**Task requirements**
State the number of lines below in which the word "title" appears. Nothing else belongs in the answer.

(Dataset excerpts)

######

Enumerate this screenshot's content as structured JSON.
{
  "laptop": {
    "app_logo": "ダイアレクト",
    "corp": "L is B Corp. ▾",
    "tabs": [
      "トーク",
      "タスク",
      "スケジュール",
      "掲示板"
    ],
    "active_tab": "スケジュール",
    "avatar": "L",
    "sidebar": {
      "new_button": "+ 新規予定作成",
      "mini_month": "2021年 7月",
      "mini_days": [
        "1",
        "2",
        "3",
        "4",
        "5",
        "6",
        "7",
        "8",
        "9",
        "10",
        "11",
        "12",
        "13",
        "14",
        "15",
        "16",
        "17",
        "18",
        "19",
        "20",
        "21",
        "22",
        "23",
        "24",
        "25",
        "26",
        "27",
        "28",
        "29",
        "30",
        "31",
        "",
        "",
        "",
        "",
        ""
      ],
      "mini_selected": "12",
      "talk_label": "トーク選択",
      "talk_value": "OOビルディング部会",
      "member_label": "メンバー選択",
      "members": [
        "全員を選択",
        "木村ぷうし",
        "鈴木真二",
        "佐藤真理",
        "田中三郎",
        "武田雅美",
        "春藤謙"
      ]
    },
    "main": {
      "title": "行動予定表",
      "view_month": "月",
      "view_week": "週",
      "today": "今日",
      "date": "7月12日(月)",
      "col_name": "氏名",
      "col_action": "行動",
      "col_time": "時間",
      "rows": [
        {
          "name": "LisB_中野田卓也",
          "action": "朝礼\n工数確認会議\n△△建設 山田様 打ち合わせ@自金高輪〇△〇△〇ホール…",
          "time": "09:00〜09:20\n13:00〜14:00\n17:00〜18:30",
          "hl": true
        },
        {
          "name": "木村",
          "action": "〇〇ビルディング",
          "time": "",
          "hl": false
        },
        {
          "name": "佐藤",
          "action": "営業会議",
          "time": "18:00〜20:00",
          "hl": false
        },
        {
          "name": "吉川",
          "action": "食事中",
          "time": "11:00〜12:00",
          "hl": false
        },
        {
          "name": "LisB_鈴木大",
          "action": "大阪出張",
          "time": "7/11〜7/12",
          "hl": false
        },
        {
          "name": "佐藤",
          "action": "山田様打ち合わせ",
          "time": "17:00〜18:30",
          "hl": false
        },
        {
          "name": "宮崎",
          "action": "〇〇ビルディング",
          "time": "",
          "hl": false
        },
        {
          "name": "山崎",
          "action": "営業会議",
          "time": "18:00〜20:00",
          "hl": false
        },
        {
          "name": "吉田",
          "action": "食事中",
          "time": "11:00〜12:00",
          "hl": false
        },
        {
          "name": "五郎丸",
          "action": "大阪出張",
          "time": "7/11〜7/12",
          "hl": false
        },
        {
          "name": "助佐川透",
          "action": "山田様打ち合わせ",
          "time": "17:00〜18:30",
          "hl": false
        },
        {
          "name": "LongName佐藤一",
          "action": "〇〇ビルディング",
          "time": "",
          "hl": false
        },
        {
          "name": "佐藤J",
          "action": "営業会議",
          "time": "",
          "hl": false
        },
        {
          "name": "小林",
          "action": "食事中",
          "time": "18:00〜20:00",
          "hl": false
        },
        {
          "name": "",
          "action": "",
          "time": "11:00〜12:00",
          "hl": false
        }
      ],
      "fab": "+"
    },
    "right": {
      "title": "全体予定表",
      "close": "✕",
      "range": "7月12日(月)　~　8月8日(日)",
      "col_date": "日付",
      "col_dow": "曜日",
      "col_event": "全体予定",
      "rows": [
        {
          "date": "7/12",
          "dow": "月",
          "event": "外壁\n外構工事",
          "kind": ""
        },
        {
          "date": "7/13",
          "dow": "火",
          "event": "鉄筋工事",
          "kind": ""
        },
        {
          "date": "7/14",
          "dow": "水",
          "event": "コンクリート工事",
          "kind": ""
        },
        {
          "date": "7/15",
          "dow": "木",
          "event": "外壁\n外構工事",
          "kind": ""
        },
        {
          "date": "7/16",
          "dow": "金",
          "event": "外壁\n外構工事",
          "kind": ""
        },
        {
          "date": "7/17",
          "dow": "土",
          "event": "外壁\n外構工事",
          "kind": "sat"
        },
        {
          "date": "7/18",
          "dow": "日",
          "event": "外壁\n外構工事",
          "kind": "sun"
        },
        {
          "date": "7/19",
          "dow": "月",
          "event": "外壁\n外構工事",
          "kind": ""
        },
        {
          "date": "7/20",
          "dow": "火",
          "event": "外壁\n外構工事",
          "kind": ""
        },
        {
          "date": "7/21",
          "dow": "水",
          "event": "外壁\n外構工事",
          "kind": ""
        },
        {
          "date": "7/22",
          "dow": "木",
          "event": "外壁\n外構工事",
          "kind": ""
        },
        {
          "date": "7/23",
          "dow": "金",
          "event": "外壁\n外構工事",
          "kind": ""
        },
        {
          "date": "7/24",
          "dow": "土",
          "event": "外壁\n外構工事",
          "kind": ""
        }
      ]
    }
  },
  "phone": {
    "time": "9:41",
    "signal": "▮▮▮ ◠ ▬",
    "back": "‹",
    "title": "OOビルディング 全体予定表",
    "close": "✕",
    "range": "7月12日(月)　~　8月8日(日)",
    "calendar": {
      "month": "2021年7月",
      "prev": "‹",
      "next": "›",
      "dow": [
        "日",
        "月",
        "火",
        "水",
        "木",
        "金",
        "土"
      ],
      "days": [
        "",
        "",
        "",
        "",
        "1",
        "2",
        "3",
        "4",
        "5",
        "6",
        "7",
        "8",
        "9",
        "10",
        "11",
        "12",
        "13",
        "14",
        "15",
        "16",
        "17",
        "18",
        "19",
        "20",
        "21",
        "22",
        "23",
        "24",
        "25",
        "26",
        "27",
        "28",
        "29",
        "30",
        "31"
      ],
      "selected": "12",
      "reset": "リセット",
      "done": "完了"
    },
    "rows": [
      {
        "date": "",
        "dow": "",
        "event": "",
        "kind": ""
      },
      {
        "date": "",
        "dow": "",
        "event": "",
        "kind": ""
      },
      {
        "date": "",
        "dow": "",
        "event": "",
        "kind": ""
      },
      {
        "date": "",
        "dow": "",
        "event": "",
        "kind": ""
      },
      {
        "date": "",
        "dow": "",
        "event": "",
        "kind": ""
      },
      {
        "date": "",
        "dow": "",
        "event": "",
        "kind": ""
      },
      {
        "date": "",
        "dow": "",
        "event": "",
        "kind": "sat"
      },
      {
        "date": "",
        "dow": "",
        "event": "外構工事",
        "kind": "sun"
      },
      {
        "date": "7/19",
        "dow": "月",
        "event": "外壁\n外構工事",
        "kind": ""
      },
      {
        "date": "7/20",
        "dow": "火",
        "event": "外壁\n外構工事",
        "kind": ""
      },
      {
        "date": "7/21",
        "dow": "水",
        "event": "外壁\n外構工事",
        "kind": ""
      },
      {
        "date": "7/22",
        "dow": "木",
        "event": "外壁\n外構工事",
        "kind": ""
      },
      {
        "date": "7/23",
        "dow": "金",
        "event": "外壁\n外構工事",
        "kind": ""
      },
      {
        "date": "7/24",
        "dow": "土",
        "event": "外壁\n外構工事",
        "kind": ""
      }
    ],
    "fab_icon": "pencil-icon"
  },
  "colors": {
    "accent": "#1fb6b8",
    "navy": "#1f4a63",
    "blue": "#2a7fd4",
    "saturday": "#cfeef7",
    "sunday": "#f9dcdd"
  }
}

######

**Answer box**
3